Required work:
Please begin with the line containing "Output a JSON" and reproduce each line exactly until the records below end, without any pictures.
----
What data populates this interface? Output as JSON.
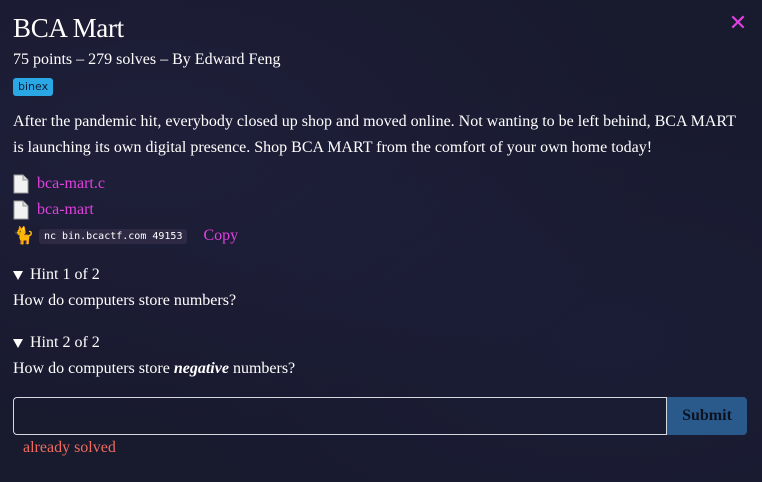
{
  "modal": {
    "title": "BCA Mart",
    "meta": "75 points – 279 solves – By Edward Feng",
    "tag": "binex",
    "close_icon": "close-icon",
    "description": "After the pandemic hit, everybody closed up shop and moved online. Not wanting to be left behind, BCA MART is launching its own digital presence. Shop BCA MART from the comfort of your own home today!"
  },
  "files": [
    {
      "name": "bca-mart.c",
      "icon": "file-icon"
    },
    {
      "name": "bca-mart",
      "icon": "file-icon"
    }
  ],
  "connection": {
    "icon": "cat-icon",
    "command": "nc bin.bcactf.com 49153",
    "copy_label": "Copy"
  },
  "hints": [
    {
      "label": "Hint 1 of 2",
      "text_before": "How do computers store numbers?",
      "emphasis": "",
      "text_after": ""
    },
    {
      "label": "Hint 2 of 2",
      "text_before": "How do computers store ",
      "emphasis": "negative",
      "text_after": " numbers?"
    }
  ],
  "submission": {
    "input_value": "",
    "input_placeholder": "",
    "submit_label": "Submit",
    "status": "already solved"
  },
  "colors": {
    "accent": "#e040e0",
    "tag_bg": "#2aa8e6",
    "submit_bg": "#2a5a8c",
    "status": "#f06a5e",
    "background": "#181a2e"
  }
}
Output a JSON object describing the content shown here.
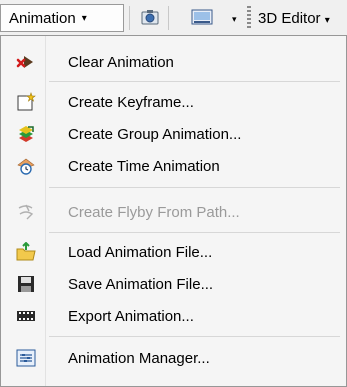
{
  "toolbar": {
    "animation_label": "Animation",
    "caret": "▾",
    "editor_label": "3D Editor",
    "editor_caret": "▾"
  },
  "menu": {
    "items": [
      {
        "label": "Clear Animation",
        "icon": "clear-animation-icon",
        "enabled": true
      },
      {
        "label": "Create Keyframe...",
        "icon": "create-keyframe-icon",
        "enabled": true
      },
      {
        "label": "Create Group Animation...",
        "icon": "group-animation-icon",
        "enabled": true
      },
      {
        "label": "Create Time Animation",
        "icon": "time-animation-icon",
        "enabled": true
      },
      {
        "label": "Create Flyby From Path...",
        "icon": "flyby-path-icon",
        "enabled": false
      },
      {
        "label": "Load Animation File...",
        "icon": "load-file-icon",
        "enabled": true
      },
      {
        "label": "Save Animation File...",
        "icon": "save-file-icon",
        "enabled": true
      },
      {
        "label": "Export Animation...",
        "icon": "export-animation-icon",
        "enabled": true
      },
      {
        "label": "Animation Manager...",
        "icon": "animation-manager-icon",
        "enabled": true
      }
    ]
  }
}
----
Answer area:
Output a JSON object describing the content shown here.
{
  "toolbar": {
    "animation_label": "Animation",
    "caret": "▾",
    "editor_label": "3D Editor",
    "editor_caret": "▾"
  },
  "menu": {
    "items": [
      {
        "label": "Clear Animation",
        "icon": "clear-animation-icon",
        "enabled": true
      },
      {
        "label": "Create Keyframe...",
        "icon": "create-keyframe-icon",
        "enabled": true
      },
      {
        "label": "Create Group Animation...",
        "icon": "group-animation-icon",
        "enabled": true
      },
      {
        "label": "Create Time Animation",
        "icon": "time-animation-icon",
        "enabled": true
      },
      {
        "label": "Create Flyby From Path...",
        "icon": "flyby-path-icon",
        "enabled": false
      },
      {
        "label": "Load Animation File...",
        "icon": "load-file-icon",
        "enabled": true
      },
      {
        "label": "Save Animation File...",
        "icon": "save-file-icon",
        "enabled": true
      },
      {
        "label": "Export Animation...",
        "icon": "export-animation-icon",
        "enabled": true
      },
      {
        "label": "Animation Manager...",
        "icon": "animation-manager-icon",
        "enabled": true
      }
    ]
  }
}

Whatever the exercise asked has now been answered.